Let's look at what we have so far. We can search for tweets and poll for updates to the search results. We have a template that displays the search results and updates automatically as new ones come in. But they are getting pushed to user immediately, which is not what we want. Let's update our template to use our new displayableContent property.

{{#each tweet in displayableContent}}
<li>
<h3>{{tweet.from_user}}</h3>
<em>{{tweet.formattedTimestamp}}</em>
<p>{{tweet.text}}</p>
<small><em>({{tweet.id}})</em></small>
</li>
{{/each}}

So now we're hiding new tweets, but how do we notify the user as they come in? Let's add a couple properties to our controller to tell us if there are any queued tweets and how many.

App.ApplicationController.reopen({
queueCount: function(){
return this.get("queuedContent.length");
}.property("queuedContent.length"),
hasNewTweets: function(){
return this.get("queueCount") > 0;
}.property("queueCount"),
});

More Observer Goodness

When the user is ready to load in all the queued up tweets, we'll need a way to update the UI. Typically we'd have to iterate over our queue and manually insert each item into the DOM. But this is Ember.js. Thanks to the observer chain we have setup, updating the UI is as simple as emptying out our queue.

App.ApplicationController.reopen({
unqueueAll: function(){
this.get("queuedContent").clear();
}
});

What!? How could it possibly be that easy? Since our displayableContent computed property observes queuedContent.[], when we clear the array it will cause displayableContent to update. Since queuedContent is now empty (or, put simply, we have no more queued tweets), displayableContent is now a collection of all the tweets. Our template has an observer (thanks to Ember's {{#each}} helper) on displayableContent and will update whenever it changes.

Now let's update our template to show the number of tweets that are queued. We'll also add a button to load them in using the unqueueAll action.

{{#if hasNewTweets}}
You have {{queueLength}} new tweets.
<button {{action unqueueAll}}>Load</button>
{{/if}}

Conclusion

Well, there you have it. A user-friendly, live updating collection written in Ember.js. If you found any part of this article confusing, I highly recommend reading it a couple times and looking up any methods you don't know in the Ember API docs or by searching the source code (for example, the contentArrayDidChange method is not in the API docs but is well-commented and tested).

Ember.js can be quite overwhelming at first, but as you start to grasp its heavy use of the observer pattern, it becomes a lot less magic.
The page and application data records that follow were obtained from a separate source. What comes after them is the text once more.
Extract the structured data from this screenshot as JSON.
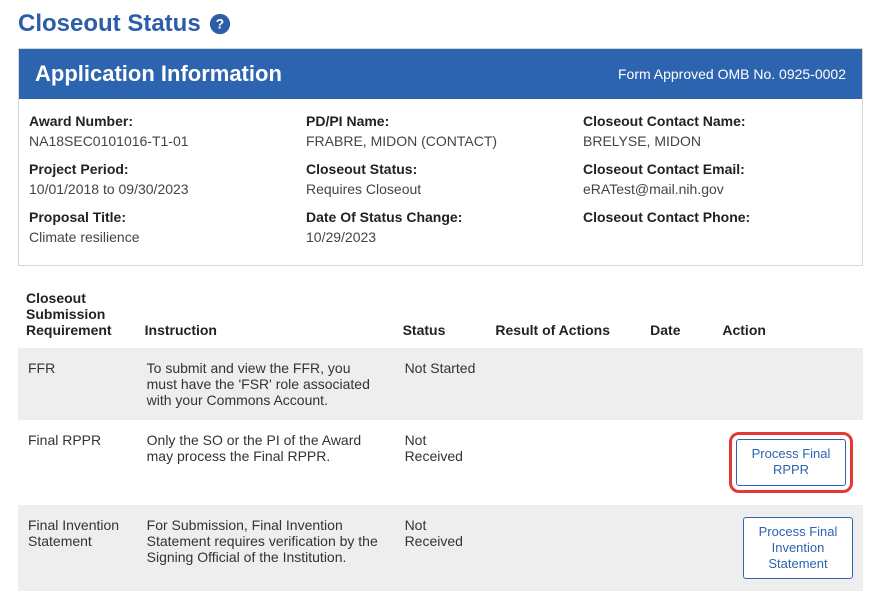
{
  "page_title": "Closeout Status",
  "panel": {
    "title": "Application Information",
    "form_approved": "Form Approved OMB No. 0925-0002"
  },
  "info": {
    "award_number": {
      "label": "Award Number:",
      "value": "NA18SEC0101016-T1-01"
    },
    "project_period": {
      "label": "Project Period:",
      "value": "10/01/2018 to 09/30/2023"
    },
    "proposal_title": {
      "label": "Proposal Title:",
      "value": "Climate resilience"
    },
    "pdpi_name": {
      "label": "PD/PI Name:",
      "value": "FRABRE, MIDON (CONTACT)"
    },
    "closeout_status": {
      "label": "Closeout Status:",
      "value": "Requires Closeout"
    },
    "status_change_date": {
      "label": "Date Of Status Change:",
      "value": "10/29/2023"
    },
    "contact_name": {
      "label": "Closeout Contact Name:",
      "value": "BRELYSE, MIDON"
    },
    "contact_email": {
      "label": "Closeout Contact Email:",
      "value": "eRATest@mail.nih.gov"
    },
    "contact_phone": {
      "label": "Closeout Contact Phone:",
      "value": ""
    }
  },
  "table": {
    "headers": {
      "requirement": "Closeout Submission Requirement",
      "instruction": "Instruction",
      "status": "Status",
      "result": "Result of Actions",
      "date": "Date",
      "action": "Action"
    },
    "rows": [
      {
        "requirement": "FFR",
        "instruction": "To submit and view the FFR, you must have the 'FSR' role associated with your Commons Account.",
        "status": "Not Started",
        "result": "",
        "date": "",
        "action": null
      },
      {
        "requirement": "Final RPPR",
        "instruction": "Only the SO or the PI of the Award may process the Final RPPR.",
        "status": "Not Received",
        "result": "",
        "date": "",
        "action": "Process Final RPPR",
        "highlight": true
      },
      {
        "requirement": "Final Invention Statement",
        "instruction": "For Submission, Final Invention Statement requires verification by the Signing Official of the Institution.",
        "status": "Not Received",
        "result": "",
        "date": "",
        "action": "Process Final Invention Statement"
      }
    ]
  }
}
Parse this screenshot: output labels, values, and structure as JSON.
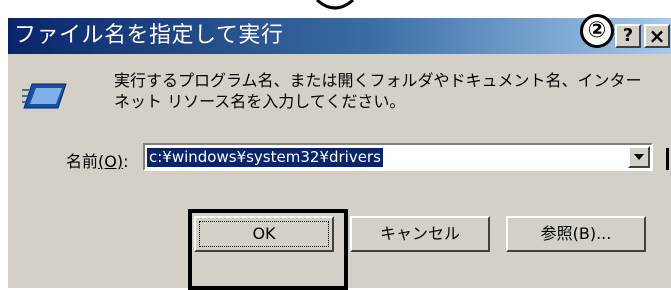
{
  "annotation": {
    "number": "②"
  },
  "dialog": {
    "title": "ファイル名を指定して実行",
    "help_label": "?",
    "close_label": "×",
    "description": "実行するプログラム名、または開くフォルダやドキュメント名、インターネット リソース名を入力してください。",
    "name_label_main": "名前",
    "name_label_key": "(O)",
    "name_label_suffix": ":",
    "name_value": "c:¥windows¥system32¥drivers",
    "ok_label": "OK",
    "cancel_label": "キャンセル",
    "browse_label": "参照(B)..."
  }
}
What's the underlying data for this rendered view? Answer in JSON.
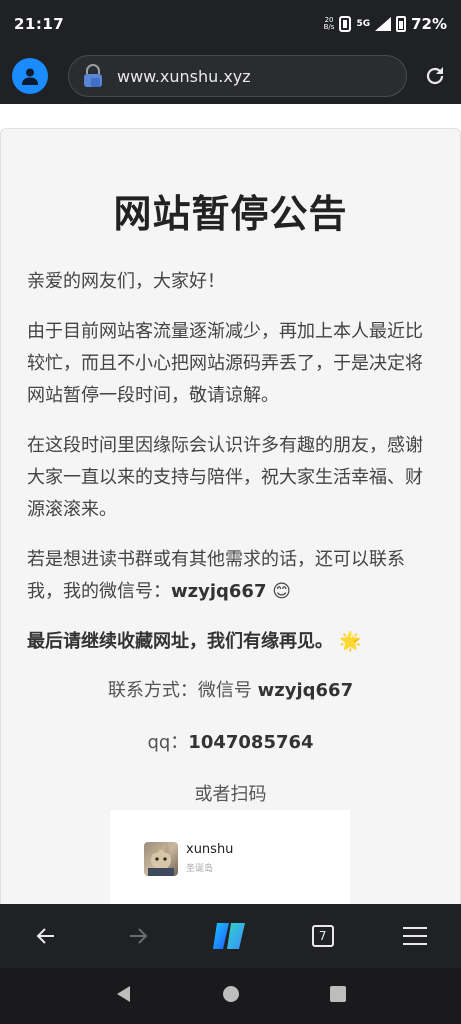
{
  "status": {
    "time": "21:17",
    "data_rate_top": "20",
    "data_rate_bottom": "B/s",
    "network": "5G",
    "battery": "72%"
  },
  "browser": {
    "url": "www.xunshu.xyz",
    "tab_count": "7"
  },
  "page": {
    "title": "网站暂停公告",
    "greeting": "亲爱的网友们，大家好！",
    "para1": "由于目前网站客流量逐渐减少，再加上本人最近比较忙，而且不小心把网站源码弄丢了，于是决定将网站暂停一段时间，敬请谅解。",
    "para2": "在这段时间里因缘际会认识许多有趣的朋友，感谢大家一直以来的支持与陪伴，祝大家生活幸福、财源滚滚来。",
    "para3_prefix": "若是想进读书群或有其他需求的话，还可以联系我，我的微信号：",
    "para3_wechat": "wzyjq667",
    "para3_emoji": "😊",
    "para4": "最后请继续收藏网址，我们有缘再见。",
    "para4_emoji": "🌟",
    "contact_label": "联系方式：微信号 ",
    "contact_wechat": "wzyjq667",
    "qq_label": "qq：",
    "qq_number": "1047085764",
    "scan_text": "或者扫码",
    "qr_name": "xunshu",
    "qr_sub": "圣诞岛"
  }
}
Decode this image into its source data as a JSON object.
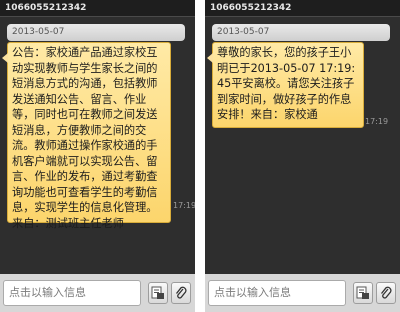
{
  "screens": [
    {
      "sender": "1066055212342",
      "date": "2013-05-07",
      "message": "公告：家校通产品通过家校互动实现教师与学生家长之间的短消息方式的沟通，包括教师发送通知公告、留言、作业等，同时也可在教师之间发送短消息，方便教师之间的交流。教师通过操作家校通的手机客户端就可以实现公告、留言、作业的发布，通过考勤查询功能也可查看学生的考勤信息，实现学生的信息化管理。来自：测试班主任老师",
      "time": "17:19",
      "input_placeholder": "点击以输入信息",
      "icons": [
        "sms-attach-icon",
        "paperclip-icon"
      ]
    },
    {
      "sender": "1066055212342",
      "date": "2013-05-07",
      "message": "尊敬的家长，您的孩子王小明已于2013-05-07 17:19:45平安离校。请您关注孩子到家时间，做好孩子的作息安排！来自：家校通",
      "time": "17:19",
      "input_placeholder": "点击以输入信息",
      "icons": [
        "sms-attach-icon",
        "paperclip-icon"
      ]
    }
  ]
}
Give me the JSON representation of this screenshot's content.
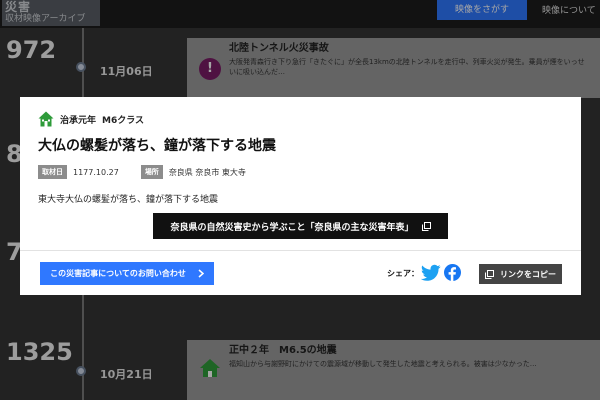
{
  "header": {
    "logo_line1": "災害",
    "logo_line2": "収材映像アーカイブ",
    "search_button": "映像をさがす",
    "about_link": "映像について"
  },
  "timeline": [
    {
      "year": "972",
      "date": "11月06日"
    },
    {
      "year": "8",
      "date": ""
    },
    {
      "year": "7",
      "date": ""
    },
    {
      "year": "1325",
      "date": "10月21日"
    }
  ],
  "background_cards": [
    {
      "title": "北陸トンネル火災事故",
      "text": "大阪発青森行き下り急行「きたぐに」が全長13kmの北陸トンネルを走行中、列車火災が発生。乗員が煙をいっせいに吸い込んだ…"
    },
    {
      "title": "正中２年　M6.5の地震",
      "text": "福知山から与謝野町にかけての震源域が移動して発生した地震と考えられる。被害は少なかった…"
    }
  ],
  "modal": {
    "era": "治承元年",
    "magnitude": "M6クラス",
    "title": "大仏の螺髪が落ち、鐘が落下する地震",
    "date_tag": "取材日",
    "date_value": "1177.10.27",
    "place_tag": "場所",
    "place_value": "奈良県 奈良市 東大寺",
    "description": "東大寺大仏の螺髪が落ち、鐘が落下する地震",
    "related_button": "奈良県の自然災害史から学ぶこと「奈良県の主な災害年表」",
    "contact_button": "この災害記事についてのお問い合わせ",
    "share_label": "シェア：",
    "copy_link_button": "リンクをコピー"
  },
  "colors": {
    "accent_blue": "#2f78ff",
    "twitter_blue": "#1da1f2",
    "facebook_blue": "#1877f2",
    "house_green": "#2e9b3a"
  }
}
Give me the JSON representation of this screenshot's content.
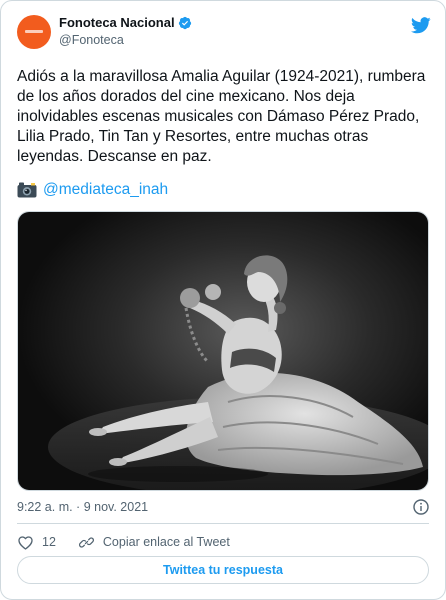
{
  "account": {
    "name": "Fonoteca Nacional",
    "handle": "@Fonoteca",
    "verified": true,
    "avatar_color": "#f25c1e"
  },
  "tweet": {
    "text": "Adiós a la maravillosa Amalia Aguilar (1924-2021), rumbera de los años dorados del cine mexicano. Nos deja inolvidables escenas musicales con Dámaso Pérez Prado, Lilia Prado, Tin Tan y Resortes, entre muchas otras leyendas. Descanse en paz.",
    "credit_emoji": "camera-with-flash-icon",
    "credit_mention": "@mediateca_inah",
    "timestamp": "9:22 a. m. · 9 nov. 2021"
  },
  "actions": {
    "like_count": "12",
    "copy_link_label": "Copiar enlace al Tweet"
  },
  "reply_button_label": "Twittea tu respuesta",
  "colors": {
    "accent": "#1d9bf0",
    "muted_text": "#536471",
    "border": "#cfd9de"
  }
}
Once you start letting your framework handle the heavy-lifting of model-observing and DOM updating, you can focus more on building the best UI for your users.

As always, feel free to hit me up on Twitter or App.net with any questions or feedback.

Published on by Joe Fiorini.